Cash Flow Statement
In business, cash is king and the cash flow statement shows a company's cash position for a specific period. The cash flow statement divides the company's cash flow sources into three segments: cash from operating, investing and financing activities. Cash flow from operating activities includes net income for the period and all cash and non-cash items that are a use or source of cash. For example, because depreciation is a non-cash expense, the cash flow from operating activities adds it back to net income as a source of cash. Cash inflows and outflows from investing activities include capital expenditures and income from securities investments. Financing activities show cash inflows and outflows such as a debt or equity issuance (source of cash) and dividend payment (use of cash).
Cash Flow Per Share

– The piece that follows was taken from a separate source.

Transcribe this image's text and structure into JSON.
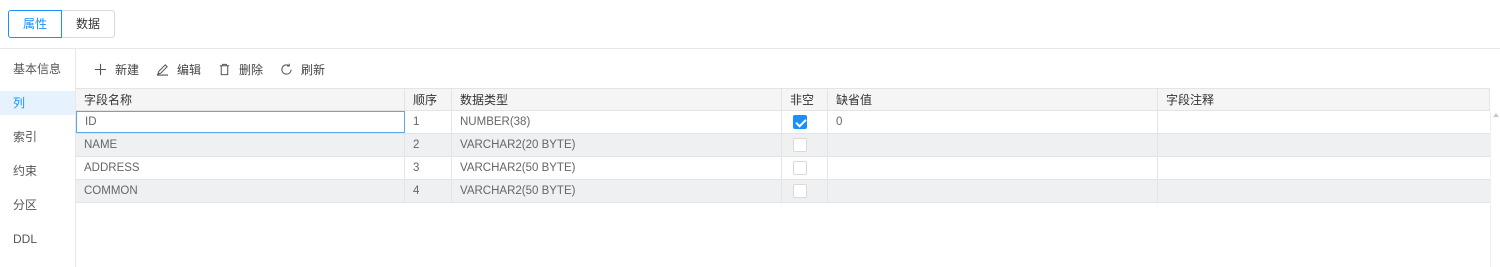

Cash flow per share is not a widely quoted financial calculation and is not a required financial disclosure. To calculate cash flow per share, divide a company's total cash flows by its shares outstanding. Or, you can show cash flow per share from operating, investing and financing activities separately. Of all three, perhaps cash flow per share from operations provides a meaningful interpretation as a company's operating activities represent its core business. A company that generates a higher level of operating cash flow is in a healthy position to reinvest in the business, buy back stock or pay dividends. Technically, the difference between the cash flow per share from operating activities and EPS is the company's sources and uses of cash from its investing and financing activities.
Interpreting the Results
In essence, calculating cash flow per share, perhaps with the exception of cash from operating activities, does not yield any new information or results, which is why companies are not required to report cash flow per share. Companies can disclose this number but it doesn't shed any new light on the company's financial standing. For instance, a large influx of cash from an equity offering (reported in cash from financing activities) distorts cash flow per share.